* [PROBLEM TO WORK ON]: Copy out the data below as written; omit any images.

━━━ EXTRACTED INFORMATION

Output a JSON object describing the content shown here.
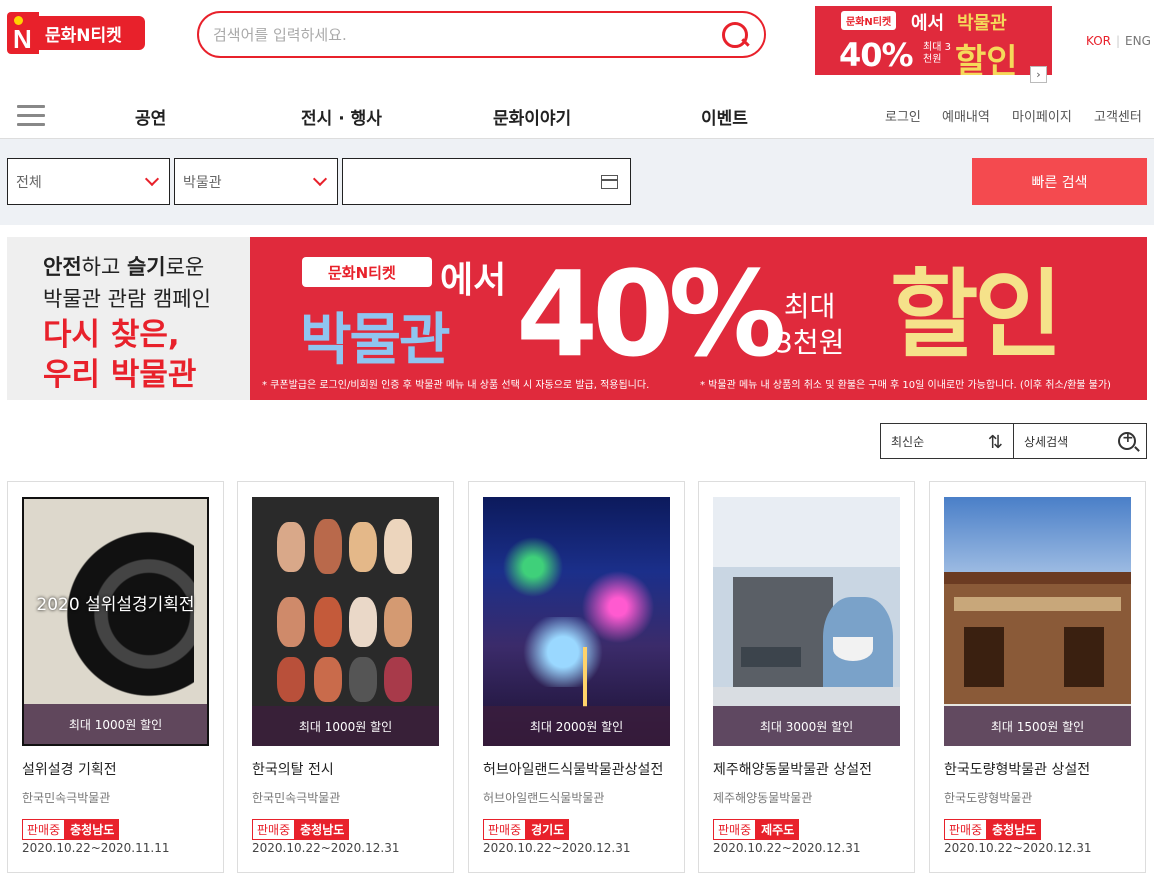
{
  "header": {
    "logo_text": "문화N티켓",
    "search_placeholder": "검색어를 입력하세요.",
    "top_ad": {
      "logo": "문화N티켓",
      "from": "에서",
      "museum": "박물관",
      "percent": "40%",
      "max": "최대 3천원",
      "sale": "할인"
    },
    "ad_next": "›",
    "lang": {
      "kor": "KOR",
      "sep": "|",
      "eng": "ENG"
    }
  },
  "nav": {
    "items": [
      "공연",
      "전시 · 행사",
      "문화이야기",
      "이벤트"
    ],
    "utilities": [
      "로그인",
      "예매내역",
      "마이페이지",
      "고객센터"
    ]
  },
  "filters": {
    "category": "전체",
    "type": "박물관",
    "date": "",
    "quick_search": "빠른 검색"
  },
  "banner": {
    "left": {
      "line1_a": "안전",
      "line1_b": "하고 ",
      "line1_c": "슬기",
      "line1_d": "로운",
      "line2": "박물관 관람 캠페인",
      "line3": "다시 찾은,",
      "line4": "우리 박물관"
    },
    "right": {
      "logo": "문화N티켓",
      "from": "에서",
      "museum": "박물관",
      "percent": "40%",
      "max1": "최대",
      "max2": "3천원",
      "sale": "할인",
      "note1": "* 쿠폰발급은 로그인/비회원 인증 후 박물관 메뉴 내 상품 선택 시 자동으로 발급, 적용됩니다.",
      "note2": "* 박물관 메뉴 내 상품의 취소 및 환불은 구매 후 10일 이내로만 가능합니다. (이후 취소/환불 불가)"
    }
  },
  "sort": {
    "order": "최신순",
    "detail": "상세검색"
  },
  "cards": [
    {
      "discount": "최대 1000원 할인",
      "title": "설위설경 기획전",
      "venue": "한국민속극박물관",
      "status": "판매중",
      "region": "충청남도",
      "dates": "2020.10.22~2020.11.11",
      "thumb_text": "2020 설위설경기획전"
    },
    {
      "discount": "최대 1000원 할인",
      "title": "한국의탈 전시",
      "venue": "한국민속극박물관",
      "status": "판매중",
      "region": "충청남도",
      "dates": "2020.10.22~2020.12.31"
    },
    {
      "discount": "최대 2000원 할인",
      "title": "허브아일랜드식물박물관상설전",
      "venue": "허브아일랜드식물박물관",
      "status": "판매중",
      "region": "경기도",
      "dates": "2020.10.22~2020.12.31"
    },
    {
      "discount": "최대 3000원 할인",
      "title": "제주해양동물박물관 상설전",
      "venue": "제주해양동물박물관",
      "status": "판매중",
      "region": "제주도",
      "dates": "2020.10.22~2020.12.31"
    },
    {
      "discount": "최대 1500원 할인",
      "title": "한국도량형박물관 상설전",
      "venue": "한국도량형박물관",
      "status": "판매중",
      "region": "충청남도",
      "dates": "2020.10.22~2020.12.31"
    }
  ]
}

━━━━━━

* [ANSWER TO THIS PROBLEM]:
Output a JSON object describing the content shown here.
{
  "header": {
    "logo_text": "문화N티켓",
    "search_placeholder": "검색어를 입력하세요.",
    "top_ad": {
      "logo": "문화N티켓",
      "from": "에서",
      "museum": "박물관",
      "percent": "40%",
      "max": "최대 3천원",
      "sale": "할인"
    },
    "ad_next": "›",
    "lang": {
      "kor": "KOR",
      "sep": "|",
      "eng": "ENG"
    }
  },
  "nav": {
    "items": [
      "공연",
      "전시 · 행사",
      "문화이야기",
      "이벤트"
    ],
    "utilities": [
      "로그인",
      "예매내역",
      "마이페이지",
      "고객센터"
    ]
  },
  "filters": {
    "category": "전체",
    "type": "박물관",
    "date": "",
    "quick_search": "빠른 검색"
  },
  "banner": {
    "left": {
      "line1_a": "안전",
      "line1_b": "하고 ",
      "line1_c": "슬기",
      "line1_d": "로운",
      "line2": "박물관 관람 캠페인",
      "line3": "다시 찾은,",
      "line4": "우리 박물관"
    },
    "right": {
      "logo": "문화N티켓",
      "from": "에서",
      "museum": "박물관",
      "percent": "40%",
      "max1": "최대",
      "max2": "3천원",
      "sale": "할인",
      "note1": "* 쿠폰발급은 로그인/비회원 인증 후 박물관 메뉴 내 상품 선택 시 자동으로 발급, 적용됩니다.",
      "note2": "* 박물관 메뉴 내 상품의 취소 및 환불은 구매 후 10일 이내로만 가능합니다. (이후 취소/환불 불가)"
    }
  },
  "sort": {
    "order": "최신순",
    "detail": "상세검색"
  },
  "cards": [
    {
      "discount": "최대 1000원 할인",
      "title": "설위설경 기획전",
      "venue": "한국민속극박물관",
      "status": "판매중",
      "region": "충청남도",
      "dates": "2020.10.22~2020.11.11",
      "thumb_text": "2020 설위설경기획전"
    },
    {
      "discount": "최대 1000원 할인",
      "title": "한국의탈 전시",
      "venue": "한국민속극박물관",
      "status": "판매중",
      "region": "충청남도",
      "dates": "2020.10.22~2020.12.31"
    },
    {
      "discount": "최대 2000원 할인",
      "title": "허브아일랜드식물박물관상설전",
      "venue": "허브아일랜드식물박물관",
      "status": "판매중",
      "region": "경기도",
      "dates": "2020.10.22~2020.12.31"
    },
    {
      "discount": "최대 3000원 할인",
      "title": "제주해양동물박물관 상설전",
      "venue": "제주해양동물박물관",
      "status": "판매중",
      "region": "제주도",
      "dates": "2020.10.22~2020.12.31"
    },
    {
      "discount": "최대 1500원 할인",
      "title": "한국도량형박물관 상설전",
      "venue": "한국도량형박물관",
      "status": "판매중",
      "region": "충청남도",
      "dates": "2020.10.22~2020.12.31"
    }
  ]
}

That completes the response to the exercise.